MATERIAL FOR THIS TASK:
======

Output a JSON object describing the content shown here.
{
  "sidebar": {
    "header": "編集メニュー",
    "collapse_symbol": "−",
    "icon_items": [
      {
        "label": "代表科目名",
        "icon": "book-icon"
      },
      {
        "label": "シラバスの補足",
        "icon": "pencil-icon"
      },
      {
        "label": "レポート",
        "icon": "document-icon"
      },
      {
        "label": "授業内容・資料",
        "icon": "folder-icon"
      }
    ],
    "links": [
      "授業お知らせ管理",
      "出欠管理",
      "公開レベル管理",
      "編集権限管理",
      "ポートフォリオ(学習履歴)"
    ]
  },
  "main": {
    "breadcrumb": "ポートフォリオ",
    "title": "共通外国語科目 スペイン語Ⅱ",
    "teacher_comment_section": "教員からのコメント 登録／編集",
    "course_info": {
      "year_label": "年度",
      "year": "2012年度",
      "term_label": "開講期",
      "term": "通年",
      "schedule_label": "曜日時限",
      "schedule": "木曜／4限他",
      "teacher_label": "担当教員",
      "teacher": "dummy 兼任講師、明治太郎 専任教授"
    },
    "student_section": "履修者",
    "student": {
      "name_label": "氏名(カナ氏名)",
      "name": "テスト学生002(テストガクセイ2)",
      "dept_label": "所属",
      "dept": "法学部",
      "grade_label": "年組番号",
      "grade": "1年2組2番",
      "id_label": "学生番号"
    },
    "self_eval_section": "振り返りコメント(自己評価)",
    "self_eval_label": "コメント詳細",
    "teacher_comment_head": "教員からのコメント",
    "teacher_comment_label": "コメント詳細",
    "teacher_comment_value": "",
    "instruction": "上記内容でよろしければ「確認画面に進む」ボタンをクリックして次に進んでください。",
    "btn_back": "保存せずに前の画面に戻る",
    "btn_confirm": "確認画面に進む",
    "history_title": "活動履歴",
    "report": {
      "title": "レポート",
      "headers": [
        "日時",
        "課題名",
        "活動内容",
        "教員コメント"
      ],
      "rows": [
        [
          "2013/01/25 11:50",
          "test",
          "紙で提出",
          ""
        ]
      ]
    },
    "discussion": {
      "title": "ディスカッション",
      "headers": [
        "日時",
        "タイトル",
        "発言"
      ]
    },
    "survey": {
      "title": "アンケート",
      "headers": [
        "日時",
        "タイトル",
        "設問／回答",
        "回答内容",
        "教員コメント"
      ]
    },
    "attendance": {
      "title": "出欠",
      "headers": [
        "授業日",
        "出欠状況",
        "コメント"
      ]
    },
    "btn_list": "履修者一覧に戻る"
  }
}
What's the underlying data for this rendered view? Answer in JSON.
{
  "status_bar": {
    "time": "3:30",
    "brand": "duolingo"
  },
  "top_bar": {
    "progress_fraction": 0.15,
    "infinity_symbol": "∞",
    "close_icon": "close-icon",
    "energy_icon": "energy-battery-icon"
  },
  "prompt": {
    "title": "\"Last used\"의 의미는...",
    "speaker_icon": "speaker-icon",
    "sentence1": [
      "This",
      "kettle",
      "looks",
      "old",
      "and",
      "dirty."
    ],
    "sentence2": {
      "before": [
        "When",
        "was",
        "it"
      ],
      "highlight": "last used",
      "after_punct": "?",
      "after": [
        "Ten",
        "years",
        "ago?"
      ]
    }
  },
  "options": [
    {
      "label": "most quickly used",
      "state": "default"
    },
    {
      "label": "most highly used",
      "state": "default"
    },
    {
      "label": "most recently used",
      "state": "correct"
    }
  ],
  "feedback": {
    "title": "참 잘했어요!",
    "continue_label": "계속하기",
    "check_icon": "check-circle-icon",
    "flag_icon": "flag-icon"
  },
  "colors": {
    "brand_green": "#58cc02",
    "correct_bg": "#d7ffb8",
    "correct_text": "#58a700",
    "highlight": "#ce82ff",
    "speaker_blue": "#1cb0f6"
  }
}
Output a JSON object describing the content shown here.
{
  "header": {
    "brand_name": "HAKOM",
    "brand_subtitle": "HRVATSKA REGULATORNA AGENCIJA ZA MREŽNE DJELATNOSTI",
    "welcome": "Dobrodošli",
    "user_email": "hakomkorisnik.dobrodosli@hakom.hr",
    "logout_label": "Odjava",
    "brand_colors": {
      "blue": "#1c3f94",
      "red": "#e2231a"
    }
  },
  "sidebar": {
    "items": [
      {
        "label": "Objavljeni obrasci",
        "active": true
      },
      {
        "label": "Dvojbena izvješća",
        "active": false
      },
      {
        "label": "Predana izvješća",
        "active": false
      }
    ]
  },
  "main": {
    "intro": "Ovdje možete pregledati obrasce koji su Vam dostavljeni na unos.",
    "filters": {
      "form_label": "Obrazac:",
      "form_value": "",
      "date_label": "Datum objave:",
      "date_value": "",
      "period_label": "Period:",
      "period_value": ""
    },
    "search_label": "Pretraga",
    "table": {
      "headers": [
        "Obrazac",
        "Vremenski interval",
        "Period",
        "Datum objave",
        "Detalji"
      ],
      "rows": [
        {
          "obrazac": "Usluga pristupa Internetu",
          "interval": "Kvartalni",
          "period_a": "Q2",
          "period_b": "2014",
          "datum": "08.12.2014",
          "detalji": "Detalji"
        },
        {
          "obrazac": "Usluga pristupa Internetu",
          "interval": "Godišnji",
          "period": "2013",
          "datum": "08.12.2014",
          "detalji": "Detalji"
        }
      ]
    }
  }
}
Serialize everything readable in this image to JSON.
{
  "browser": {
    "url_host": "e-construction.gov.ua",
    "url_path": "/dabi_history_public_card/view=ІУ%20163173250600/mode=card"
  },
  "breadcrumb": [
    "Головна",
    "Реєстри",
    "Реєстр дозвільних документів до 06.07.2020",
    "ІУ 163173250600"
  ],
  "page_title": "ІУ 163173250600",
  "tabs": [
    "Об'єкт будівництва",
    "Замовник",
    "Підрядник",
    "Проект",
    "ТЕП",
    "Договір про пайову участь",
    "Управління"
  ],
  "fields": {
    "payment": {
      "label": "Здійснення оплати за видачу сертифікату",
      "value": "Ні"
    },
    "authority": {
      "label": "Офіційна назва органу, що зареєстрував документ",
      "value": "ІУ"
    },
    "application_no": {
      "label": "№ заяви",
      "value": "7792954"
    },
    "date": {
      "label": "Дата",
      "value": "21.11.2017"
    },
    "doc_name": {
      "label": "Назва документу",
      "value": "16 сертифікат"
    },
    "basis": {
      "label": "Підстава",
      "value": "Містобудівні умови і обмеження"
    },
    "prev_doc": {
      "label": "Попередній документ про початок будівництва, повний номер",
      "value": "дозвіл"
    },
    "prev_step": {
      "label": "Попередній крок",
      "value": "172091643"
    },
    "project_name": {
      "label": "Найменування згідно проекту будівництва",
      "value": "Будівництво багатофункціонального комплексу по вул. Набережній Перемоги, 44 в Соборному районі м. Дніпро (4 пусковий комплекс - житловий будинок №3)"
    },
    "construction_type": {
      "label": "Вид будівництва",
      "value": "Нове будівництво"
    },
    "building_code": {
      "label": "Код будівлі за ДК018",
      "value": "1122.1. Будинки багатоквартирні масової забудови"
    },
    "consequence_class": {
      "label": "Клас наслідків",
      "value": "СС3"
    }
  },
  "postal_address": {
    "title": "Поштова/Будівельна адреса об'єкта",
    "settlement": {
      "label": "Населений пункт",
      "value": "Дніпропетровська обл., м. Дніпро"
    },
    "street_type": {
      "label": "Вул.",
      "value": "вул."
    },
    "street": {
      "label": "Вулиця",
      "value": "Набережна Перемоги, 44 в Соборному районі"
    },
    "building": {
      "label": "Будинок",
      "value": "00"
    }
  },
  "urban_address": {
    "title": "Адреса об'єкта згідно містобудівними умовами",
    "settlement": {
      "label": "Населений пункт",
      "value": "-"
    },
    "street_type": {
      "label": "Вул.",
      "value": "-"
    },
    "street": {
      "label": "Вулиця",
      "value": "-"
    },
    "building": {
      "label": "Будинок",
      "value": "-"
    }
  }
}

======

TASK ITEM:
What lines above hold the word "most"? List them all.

RESPONSE TO THIS TASK:
      "label": "most quickly used",
      "label": "most highly used",
      "label": "most recently used",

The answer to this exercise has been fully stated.